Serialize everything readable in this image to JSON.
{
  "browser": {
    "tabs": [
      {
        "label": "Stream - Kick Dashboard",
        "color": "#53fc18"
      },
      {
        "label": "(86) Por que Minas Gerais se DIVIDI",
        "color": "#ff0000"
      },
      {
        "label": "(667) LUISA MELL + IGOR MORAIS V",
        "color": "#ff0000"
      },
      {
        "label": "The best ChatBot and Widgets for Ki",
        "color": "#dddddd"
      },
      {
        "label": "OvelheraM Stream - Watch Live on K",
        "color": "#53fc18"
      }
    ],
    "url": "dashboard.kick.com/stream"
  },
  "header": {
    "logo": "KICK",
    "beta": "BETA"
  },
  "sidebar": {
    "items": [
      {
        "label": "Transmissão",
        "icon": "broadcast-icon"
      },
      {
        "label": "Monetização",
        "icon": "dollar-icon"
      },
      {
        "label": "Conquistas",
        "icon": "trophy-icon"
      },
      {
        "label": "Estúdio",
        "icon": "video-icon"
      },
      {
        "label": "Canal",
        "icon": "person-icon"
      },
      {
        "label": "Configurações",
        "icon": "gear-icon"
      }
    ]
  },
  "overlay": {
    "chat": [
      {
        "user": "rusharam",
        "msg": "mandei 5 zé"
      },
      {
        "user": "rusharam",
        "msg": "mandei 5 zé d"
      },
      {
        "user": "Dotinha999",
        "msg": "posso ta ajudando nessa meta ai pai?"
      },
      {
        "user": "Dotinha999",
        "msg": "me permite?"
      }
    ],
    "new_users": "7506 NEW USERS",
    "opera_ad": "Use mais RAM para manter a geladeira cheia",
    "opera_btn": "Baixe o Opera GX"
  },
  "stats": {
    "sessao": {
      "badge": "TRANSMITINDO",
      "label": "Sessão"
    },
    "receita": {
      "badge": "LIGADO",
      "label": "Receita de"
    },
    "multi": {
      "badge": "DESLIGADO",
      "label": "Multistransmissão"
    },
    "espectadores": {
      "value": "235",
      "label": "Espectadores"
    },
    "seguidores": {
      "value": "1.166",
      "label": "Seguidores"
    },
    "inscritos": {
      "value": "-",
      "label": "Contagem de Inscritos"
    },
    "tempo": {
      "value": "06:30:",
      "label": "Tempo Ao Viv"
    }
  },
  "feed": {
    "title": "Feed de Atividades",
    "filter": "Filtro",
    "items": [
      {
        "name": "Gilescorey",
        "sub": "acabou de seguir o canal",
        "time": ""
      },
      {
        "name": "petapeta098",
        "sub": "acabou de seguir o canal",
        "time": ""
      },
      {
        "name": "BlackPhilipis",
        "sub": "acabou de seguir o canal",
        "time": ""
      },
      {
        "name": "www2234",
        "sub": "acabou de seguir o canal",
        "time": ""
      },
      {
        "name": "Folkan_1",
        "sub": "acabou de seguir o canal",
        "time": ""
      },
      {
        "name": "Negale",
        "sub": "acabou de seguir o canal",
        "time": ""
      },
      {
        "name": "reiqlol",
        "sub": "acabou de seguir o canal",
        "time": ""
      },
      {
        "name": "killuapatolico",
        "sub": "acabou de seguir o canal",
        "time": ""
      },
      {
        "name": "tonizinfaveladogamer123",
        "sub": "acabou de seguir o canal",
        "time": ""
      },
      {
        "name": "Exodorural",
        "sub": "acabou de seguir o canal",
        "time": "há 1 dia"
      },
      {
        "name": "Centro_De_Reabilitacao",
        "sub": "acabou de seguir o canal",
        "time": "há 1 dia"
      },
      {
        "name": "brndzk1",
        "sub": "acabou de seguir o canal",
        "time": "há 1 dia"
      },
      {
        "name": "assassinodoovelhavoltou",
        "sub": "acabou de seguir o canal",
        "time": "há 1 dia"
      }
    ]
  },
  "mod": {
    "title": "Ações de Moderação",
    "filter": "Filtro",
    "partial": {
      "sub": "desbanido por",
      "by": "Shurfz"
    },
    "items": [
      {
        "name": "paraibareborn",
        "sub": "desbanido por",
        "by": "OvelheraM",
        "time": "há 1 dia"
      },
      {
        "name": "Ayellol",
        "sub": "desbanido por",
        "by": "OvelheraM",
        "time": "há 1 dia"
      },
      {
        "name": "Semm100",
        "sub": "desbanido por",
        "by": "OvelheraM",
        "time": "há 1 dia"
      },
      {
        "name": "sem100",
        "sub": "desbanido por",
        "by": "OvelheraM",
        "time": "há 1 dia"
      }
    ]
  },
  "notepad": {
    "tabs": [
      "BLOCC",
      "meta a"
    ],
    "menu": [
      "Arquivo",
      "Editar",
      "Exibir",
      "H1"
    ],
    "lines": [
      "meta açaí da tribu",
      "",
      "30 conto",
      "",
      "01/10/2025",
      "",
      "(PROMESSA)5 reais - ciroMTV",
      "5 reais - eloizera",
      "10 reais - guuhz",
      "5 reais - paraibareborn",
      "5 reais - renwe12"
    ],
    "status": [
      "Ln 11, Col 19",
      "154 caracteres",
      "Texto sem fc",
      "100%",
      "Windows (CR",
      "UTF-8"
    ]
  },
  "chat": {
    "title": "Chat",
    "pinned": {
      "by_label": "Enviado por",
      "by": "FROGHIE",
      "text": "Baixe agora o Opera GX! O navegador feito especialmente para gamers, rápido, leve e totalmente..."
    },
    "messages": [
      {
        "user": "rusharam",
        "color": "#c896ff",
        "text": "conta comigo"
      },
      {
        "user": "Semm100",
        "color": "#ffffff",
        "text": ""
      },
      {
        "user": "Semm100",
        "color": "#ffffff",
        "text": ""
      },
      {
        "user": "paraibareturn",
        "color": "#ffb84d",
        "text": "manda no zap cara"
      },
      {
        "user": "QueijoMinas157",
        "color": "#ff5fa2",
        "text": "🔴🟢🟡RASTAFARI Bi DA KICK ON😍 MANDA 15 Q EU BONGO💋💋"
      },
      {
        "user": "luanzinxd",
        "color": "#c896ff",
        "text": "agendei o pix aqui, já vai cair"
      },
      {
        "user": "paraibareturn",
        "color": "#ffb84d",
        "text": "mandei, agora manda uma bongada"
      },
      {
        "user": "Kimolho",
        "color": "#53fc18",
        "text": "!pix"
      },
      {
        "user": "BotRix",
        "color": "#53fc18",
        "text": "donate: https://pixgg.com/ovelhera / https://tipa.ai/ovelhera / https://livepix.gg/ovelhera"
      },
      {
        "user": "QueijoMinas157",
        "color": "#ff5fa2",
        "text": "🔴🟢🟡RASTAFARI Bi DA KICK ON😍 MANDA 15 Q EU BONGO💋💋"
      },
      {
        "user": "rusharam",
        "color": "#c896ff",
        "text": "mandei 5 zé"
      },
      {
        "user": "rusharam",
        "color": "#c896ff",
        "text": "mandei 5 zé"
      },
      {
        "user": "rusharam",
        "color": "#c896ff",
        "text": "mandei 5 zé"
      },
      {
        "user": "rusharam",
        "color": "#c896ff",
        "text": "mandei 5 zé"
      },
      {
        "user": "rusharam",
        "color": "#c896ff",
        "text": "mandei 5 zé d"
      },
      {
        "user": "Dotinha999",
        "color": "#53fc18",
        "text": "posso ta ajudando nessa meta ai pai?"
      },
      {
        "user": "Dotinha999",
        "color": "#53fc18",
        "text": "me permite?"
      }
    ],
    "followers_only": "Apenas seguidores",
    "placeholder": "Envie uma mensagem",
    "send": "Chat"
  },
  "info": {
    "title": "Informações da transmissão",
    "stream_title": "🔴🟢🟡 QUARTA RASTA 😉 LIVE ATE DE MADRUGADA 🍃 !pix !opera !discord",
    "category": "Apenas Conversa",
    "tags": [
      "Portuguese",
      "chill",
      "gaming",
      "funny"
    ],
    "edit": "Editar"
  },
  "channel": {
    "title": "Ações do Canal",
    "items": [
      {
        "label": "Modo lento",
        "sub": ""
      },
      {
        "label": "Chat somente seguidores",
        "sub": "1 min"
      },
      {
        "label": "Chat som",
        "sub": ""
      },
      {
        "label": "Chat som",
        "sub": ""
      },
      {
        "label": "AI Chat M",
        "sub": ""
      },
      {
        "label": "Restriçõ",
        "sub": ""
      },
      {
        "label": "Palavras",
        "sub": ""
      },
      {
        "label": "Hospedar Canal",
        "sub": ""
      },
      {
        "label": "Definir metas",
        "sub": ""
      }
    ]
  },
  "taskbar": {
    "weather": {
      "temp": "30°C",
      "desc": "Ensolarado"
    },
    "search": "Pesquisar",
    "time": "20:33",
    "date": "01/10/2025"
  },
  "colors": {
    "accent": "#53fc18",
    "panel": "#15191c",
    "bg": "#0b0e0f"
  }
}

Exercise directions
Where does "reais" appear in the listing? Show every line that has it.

Output of the task
      "(PROMESSA)5 reais - ciroMTV",
      "5 reais - eloizera",
      "10 reais - guuhz",
      "5 reais - paraibareborn",
      "5 reais - renwe12"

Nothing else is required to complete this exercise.